UK-based clean energy solutions provider Unitrove has set out to deliver the world’s first liquid hydrogen bunkering facility for fuelling zero-emission ships. The company hopes to have the physical unit built in a little over a month and delivered to Glasgow, Scotland.
Liquid hydrogen has been used for decades as the propulsion fuel of choice for launching rockets and satellites into space and it is only now being seriously explored for commercial heavy-duty mobility applications.
Unitrove is looking to deploy the infrastructure on the ground, using maritime as a baseload for liquid hydrogen, but has yet to select its project whereabouts.
“We haven’t yet identified its final location, although we have had a number of enquiries to bring it to various ports,” Steven Lua, CEO of Unitrove tells Maritime CEO.
Having already delivered the UK’s first liquefied natural gas (LNG) bunkering facility at Teesport in May 2015, Unitrove’s campaign to “clean up the global maritime sector” is funded privately, despite the country being high up on the list of those aiming to put hydrogen at the core of its energy transition agenda.
“The UK government hasn’t funded any of this – it is all privately funded,” says Lua, a passionate clean-tech entrepreneur who graduated from Oxford University in 2008 with a Masters in Engineering, Economics and Management and shortly founded Unitrove following his work as an investment analyst in London.
He did, however, mention that that company had considered applying to the Clean Maritime Demonstration Competition, “but it came too slow for us and felt we couldn’t wait.”
Unitrove will showcase what it claims to be a groundbreaking liquid hydrogen technology at the UN COP26 conference, which is currently scheduled to be held in Glasgow from the beginning of November 2021.
In terms of what else is next for the company and its liquid hydrogen bunkering plans, Lua is in contact with Singapore, where the company has done LNG bunkering projects in the past and also eyes other areas that are keen to explore fuels such as hydrogen.
He reckons Norway is leading the way for liquid hydrogen. Unitrove is a member of the Ocean Hyway Cluster, Norway’s network for hydrogen-based fuels in maritime applications supported by Norwegian Innovation Clusters.
“Also, California has a pilot project underway. We’ve good links to the Netherlands too, and obviously the UK,” Lua notes.
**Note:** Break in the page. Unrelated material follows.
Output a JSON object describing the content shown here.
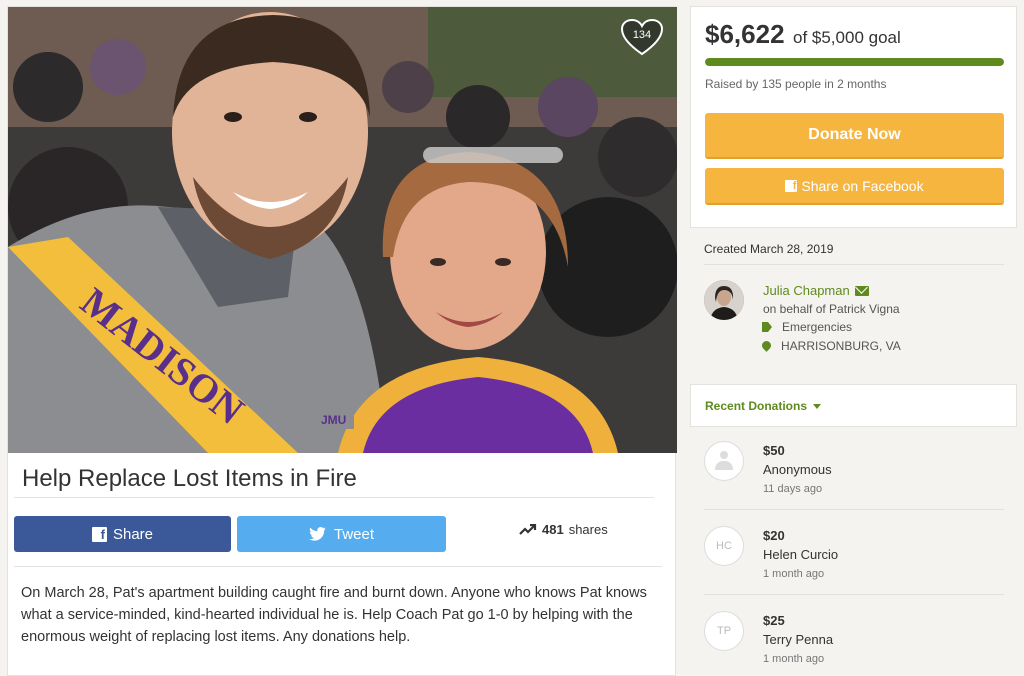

The company is looking at providing infrastructure-as-a-service and considering investing in mega-scale hydrogen liquefaction, “which is a story for another day,” Lua asserts.